Music no doubt has the ability to impact many areas of our lives. Creating music has been one of the most basic actions of humans since prehistoric times. Music has the ability to transcend language and interconnects cultures around the world. Simply listening to music can produce changes in mood, behavior, and physiological functions of the body. (O’Donnell cited by Stoklosa 2016). However, what you may not know is how exactly music improves brain development and function.
Playing a musical instrument has been shown throughout history and scientific studies to increase cognitive ability through enhanced neuronal communication between the left and right hemispheres of the brain, resulting in positive effects on learning, memory, fine motor skills, verbal reasoning, and non-verbal reasoning. Leaving the person with a much more capable brain to apply in a variety of diverse settings (Stoklosa, 2016).
The full brain workout that comes from this involves aesthetic and artistic elements of learning that are unique characteristics of playing an instrument which an individual cannot stimulate through any other activity. This ensures people who play an instrument regularly to have naturally better problem solving ability, critical thinking, and processing.

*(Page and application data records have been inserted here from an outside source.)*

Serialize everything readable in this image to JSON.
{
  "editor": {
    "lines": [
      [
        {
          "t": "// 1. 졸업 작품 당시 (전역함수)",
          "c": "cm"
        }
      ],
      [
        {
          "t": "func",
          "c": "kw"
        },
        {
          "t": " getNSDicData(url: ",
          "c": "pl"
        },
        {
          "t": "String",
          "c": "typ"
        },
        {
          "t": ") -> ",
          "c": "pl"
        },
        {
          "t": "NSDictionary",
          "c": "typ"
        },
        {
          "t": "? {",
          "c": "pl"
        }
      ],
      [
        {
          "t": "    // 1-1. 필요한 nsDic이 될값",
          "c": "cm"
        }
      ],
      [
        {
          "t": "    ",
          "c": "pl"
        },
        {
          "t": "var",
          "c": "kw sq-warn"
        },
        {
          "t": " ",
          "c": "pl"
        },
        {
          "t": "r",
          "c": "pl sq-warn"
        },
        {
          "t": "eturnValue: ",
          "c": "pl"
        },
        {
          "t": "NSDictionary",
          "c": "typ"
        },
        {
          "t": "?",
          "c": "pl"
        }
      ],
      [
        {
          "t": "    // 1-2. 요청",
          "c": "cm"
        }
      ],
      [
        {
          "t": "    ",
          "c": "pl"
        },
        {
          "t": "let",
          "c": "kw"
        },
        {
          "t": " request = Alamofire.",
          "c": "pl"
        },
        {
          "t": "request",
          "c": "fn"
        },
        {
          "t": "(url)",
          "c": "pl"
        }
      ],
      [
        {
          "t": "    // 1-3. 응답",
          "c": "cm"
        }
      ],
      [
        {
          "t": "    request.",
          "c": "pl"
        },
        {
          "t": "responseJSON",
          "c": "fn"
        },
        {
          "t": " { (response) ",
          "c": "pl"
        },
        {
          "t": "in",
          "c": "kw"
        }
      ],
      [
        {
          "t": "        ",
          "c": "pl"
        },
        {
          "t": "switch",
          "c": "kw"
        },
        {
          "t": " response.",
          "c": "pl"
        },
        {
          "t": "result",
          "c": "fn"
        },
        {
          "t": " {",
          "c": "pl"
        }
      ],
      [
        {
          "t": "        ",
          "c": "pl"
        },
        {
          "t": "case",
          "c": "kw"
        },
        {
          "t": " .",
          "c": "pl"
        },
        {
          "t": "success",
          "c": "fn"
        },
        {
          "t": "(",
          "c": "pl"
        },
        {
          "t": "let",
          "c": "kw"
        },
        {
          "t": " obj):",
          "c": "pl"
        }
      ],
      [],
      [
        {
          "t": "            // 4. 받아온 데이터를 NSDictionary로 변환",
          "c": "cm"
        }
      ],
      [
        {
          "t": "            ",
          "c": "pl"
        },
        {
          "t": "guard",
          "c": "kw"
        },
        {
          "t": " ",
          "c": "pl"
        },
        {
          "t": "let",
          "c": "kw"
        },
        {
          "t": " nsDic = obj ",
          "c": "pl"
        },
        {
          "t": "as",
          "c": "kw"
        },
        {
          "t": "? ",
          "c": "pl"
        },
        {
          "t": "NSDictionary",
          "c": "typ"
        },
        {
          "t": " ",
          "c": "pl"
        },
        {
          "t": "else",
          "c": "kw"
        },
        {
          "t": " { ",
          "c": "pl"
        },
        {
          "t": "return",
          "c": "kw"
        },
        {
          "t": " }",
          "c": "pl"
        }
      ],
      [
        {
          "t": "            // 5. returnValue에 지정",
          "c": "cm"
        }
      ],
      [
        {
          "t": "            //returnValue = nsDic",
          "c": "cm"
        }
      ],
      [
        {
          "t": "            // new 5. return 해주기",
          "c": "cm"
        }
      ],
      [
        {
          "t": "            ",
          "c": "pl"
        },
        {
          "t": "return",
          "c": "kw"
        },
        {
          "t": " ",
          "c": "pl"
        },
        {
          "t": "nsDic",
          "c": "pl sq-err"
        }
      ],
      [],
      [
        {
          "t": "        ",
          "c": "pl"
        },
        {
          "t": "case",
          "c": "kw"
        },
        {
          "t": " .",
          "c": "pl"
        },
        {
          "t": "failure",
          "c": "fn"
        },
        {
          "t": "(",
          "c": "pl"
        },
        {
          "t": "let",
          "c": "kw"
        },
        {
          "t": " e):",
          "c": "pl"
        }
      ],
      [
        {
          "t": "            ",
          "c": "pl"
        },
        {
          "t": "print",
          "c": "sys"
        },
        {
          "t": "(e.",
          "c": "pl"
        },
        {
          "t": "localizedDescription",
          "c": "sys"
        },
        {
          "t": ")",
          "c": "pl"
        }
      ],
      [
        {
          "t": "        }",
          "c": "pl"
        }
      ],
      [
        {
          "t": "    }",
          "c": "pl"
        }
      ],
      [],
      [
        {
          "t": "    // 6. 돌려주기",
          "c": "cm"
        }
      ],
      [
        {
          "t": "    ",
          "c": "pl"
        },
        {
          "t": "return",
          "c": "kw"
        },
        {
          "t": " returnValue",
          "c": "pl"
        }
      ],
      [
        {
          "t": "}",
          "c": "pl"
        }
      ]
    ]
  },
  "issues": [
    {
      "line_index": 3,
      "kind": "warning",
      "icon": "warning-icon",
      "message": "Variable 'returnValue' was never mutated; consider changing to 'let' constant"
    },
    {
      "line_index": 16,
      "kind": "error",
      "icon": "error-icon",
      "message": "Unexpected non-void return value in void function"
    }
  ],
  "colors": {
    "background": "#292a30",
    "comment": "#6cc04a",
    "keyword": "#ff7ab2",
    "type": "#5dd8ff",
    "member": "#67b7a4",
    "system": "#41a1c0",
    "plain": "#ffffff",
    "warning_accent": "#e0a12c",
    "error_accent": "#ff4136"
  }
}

This is especially effective for children because their brains are developing rapidly. They are easily able to form new connections between different synapses that create long-term, powerful structural changes. However, there are plenty of benefits to learning as an adult too, which you can read about in another one of our posts here.
Interestingly, even brief periods of musical training can have long-lasting benefits. A 2013 study found that even those with moderate musical training preserved sharp processing of speech sounds. It was also able to increase resilience to any age-related decline in hearing.
In summary, choosing to learn and play an instrument is one of the best decisions you can make for your brain health at any life stage. So why not give it a go and join Hello Music World today!
Check out this Ted Talk for a more detailed explanation!
Stoklosa, Anne R.. "Instruments of Knowledge: Music and the Brain." The Review: A Journal of Undergraduate Student Research 17 (2016): -. Web. [date of access]. <https://fisherpub.sjfc.edu/ur/vol17/iss1/12>.